* _What is being asked_: Using the entries that follow, collect the lines where the word "Optional" appears.

Web page and app entries
━━━━━━━━━━━━━━━━━━━━

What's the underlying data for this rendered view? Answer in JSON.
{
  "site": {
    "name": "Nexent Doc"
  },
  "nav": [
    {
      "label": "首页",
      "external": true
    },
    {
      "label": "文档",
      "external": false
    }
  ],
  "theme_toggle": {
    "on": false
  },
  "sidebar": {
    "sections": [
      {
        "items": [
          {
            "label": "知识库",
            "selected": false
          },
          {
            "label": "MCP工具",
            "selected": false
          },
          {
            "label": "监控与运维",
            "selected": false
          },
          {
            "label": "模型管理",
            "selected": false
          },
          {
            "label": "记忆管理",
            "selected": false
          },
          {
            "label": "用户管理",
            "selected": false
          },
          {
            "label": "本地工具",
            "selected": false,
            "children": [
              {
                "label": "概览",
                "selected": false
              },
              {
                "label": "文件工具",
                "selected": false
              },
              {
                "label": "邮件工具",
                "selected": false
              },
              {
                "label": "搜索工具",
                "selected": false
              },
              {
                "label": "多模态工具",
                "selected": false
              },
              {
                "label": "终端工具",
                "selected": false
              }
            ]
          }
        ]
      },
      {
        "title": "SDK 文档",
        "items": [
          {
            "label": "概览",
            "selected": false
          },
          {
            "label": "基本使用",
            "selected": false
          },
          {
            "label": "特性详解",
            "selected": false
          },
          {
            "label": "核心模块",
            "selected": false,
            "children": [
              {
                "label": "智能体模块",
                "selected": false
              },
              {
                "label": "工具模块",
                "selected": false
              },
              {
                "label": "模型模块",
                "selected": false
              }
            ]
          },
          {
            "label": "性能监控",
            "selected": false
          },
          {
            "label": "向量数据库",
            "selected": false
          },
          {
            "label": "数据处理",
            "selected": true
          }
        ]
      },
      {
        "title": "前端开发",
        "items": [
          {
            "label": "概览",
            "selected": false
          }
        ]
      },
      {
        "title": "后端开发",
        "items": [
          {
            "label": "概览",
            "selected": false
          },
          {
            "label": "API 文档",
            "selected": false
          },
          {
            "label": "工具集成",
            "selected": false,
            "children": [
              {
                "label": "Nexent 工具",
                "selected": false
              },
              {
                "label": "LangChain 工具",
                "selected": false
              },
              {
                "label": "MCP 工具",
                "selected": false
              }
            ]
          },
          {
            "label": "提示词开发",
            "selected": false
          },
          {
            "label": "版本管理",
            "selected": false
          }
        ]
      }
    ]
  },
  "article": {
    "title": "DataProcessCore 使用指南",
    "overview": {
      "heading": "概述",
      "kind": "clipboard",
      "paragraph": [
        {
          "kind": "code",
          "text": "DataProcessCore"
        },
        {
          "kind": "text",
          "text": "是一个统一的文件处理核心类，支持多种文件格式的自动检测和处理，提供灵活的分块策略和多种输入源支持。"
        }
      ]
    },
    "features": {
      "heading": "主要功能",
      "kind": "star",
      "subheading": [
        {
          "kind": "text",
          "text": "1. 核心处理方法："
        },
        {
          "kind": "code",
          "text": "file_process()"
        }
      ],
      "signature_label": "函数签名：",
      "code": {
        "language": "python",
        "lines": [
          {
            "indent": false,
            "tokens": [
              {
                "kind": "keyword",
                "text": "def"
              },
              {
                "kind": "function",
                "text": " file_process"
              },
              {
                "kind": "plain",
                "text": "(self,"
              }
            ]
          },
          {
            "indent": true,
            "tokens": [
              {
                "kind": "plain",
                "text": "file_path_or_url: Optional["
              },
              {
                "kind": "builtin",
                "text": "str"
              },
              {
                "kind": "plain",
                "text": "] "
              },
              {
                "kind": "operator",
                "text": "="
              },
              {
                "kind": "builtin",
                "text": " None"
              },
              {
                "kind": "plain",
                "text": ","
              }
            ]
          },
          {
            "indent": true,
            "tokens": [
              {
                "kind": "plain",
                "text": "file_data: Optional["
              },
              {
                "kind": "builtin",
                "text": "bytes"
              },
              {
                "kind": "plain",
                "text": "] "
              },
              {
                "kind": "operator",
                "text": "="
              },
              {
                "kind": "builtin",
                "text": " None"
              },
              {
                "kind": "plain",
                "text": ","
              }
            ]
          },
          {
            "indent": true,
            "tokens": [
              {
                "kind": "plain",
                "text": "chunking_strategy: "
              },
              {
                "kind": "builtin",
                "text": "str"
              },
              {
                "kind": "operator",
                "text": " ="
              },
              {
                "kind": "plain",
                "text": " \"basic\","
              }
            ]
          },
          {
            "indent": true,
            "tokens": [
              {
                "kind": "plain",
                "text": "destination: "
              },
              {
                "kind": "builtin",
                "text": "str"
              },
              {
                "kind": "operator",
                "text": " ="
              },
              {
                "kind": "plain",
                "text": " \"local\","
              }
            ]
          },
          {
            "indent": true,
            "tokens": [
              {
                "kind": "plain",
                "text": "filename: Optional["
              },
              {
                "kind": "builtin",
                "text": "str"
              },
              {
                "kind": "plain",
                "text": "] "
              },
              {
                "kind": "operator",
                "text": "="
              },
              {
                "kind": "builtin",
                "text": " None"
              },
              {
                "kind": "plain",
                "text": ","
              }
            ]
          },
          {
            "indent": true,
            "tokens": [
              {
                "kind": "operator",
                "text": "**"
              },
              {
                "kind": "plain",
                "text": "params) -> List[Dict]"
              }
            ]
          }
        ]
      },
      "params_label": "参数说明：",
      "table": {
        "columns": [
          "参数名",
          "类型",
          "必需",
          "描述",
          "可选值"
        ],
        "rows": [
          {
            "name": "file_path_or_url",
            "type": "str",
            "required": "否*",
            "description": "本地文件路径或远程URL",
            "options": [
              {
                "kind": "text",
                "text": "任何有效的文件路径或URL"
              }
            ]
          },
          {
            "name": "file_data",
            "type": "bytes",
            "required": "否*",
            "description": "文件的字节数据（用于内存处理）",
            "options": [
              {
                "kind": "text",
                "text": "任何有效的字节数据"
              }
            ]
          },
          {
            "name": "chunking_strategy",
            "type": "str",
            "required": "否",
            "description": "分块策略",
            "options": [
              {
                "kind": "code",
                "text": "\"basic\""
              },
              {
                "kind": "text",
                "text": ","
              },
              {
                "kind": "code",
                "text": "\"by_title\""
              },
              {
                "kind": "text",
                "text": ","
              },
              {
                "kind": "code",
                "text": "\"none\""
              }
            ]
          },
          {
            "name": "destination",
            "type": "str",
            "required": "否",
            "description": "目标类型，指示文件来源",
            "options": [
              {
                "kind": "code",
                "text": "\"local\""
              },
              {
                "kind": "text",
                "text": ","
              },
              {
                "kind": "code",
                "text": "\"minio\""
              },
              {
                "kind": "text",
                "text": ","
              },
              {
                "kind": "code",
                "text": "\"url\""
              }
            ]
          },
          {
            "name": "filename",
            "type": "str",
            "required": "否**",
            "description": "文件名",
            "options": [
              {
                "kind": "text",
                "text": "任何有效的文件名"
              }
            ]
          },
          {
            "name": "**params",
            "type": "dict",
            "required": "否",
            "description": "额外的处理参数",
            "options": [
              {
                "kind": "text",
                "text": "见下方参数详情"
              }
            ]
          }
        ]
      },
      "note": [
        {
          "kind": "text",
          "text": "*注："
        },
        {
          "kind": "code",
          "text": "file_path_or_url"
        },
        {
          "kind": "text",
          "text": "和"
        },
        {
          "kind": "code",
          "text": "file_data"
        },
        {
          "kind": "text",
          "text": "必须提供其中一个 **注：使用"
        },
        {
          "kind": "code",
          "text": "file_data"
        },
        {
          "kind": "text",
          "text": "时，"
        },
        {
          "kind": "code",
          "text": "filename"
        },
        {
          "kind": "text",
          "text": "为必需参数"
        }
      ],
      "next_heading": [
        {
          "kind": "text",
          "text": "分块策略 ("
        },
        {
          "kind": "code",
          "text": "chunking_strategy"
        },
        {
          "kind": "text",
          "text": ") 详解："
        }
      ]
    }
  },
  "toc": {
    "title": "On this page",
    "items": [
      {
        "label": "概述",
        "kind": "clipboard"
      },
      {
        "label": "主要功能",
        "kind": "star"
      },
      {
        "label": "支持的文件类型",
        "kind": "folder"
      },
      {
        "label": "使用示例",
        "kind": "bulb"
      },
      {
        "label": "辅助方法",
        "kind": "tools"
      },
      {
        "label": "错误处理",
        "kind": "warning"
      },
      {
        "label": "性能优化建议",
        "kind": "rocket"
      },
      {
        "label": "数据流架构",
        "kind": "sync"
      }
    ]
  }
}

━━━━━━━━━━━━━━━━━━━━

* _Reply_:
                "text": "file_path_or_url: Optional["
                "text": "file_data: Optional["
                "text": "filename: Optional["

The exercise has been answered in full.